This part is relatively easy, but time consuming, so I didn’t document too much of it. Basically, it takes part in two steps…two very loooooooooooong steps. First, use Maya’s capsules to get the general shape of the weights.

After that’s done for the various joints of the body, I then go in and manually fix it up with the weight painting tool. Not hard, but a little tedious. I had music to keep me company and keep it from getting boring.

Once all that’s done, we have the final rig.

Base 16: Rigging

Rigging is something I used to be afraid of, until I dove right in and discarded all apprehension. It’s actually rather fun, once you get the hang of it! The start is pretty straight-forward. For now, I just need a very basic rig. When I have a clearer idea of what I’ll need this model for, I can go in and tailor the rig to the project.

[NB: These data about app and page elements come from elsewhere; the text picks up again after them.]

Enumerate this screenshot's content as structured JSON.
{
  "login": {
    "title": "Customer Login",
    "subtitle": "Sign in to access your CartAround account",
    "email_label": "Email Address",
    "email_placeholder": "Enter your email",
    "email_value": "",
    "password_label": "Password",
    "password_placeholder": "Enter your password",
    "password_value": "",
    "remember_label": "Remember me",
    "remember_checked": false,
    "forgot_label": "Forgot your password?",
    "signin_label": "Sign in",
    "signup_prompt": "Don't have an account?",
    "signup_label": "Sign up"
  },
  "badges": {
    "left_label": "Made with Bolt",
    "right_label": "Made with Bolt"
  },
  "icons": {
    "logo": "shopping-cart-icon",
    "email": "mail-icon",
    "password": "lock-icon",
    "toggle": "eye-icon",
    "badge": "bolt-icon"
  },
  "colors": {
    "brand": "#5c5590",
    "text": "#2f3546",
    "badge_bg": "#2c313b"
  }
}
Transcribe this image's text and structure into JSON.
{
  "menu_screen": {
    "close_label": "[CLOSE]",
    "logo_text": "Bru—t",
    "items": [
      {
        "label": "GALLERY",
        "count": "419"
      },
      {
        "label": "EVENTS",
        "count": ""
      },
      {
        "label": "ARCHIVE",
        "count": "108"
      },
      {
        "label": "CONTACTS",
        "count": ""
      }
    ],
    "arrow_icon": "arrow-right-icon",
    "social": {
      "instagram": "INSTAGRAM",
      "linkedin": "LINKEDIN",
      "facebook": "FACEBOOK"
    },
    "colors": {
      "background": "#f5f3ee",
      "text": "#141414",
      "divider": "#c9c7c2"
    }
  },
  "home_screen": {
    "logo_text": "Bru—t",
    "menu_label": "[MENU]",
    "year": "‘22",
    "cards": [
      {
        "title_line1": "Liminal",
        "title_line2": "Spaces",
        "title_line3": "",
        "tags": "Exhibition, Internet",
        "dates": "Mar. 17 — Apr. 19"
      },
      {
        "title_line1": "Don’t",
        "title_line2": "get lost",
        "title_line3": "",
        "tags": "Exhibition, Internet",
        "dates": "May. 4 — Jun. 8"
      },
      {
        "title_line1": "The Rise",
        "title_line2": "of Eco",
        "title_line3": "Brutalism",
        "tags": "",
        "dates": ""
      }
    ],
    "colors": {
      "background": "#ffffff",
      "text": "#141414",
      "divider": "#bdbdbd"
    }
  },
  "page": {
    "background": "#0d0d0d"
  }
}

Once the profile-view joints have been placed, I move on to the arms. This is where it gets a little annoying. I’ve left my model in a relaxed T-pose to help maintain proper deformation during animation. It’s probably the better way to rig, but it does complicate some thing a bit. Moving joints around and trying to align them perfectly takes some time, and Snapping only shortens the workload so much.

The hands are done next, aligning them both with the mesh and the axis of the joints as well.

And that’s pretty much it! I mirror the arm and leg joints over to the other side, which is literally just a few button clicks. Afterward, I start building in the controls with which to manipulate the rig.

Special thanks to Digital Tutors for showing me some tips and tricks along the way!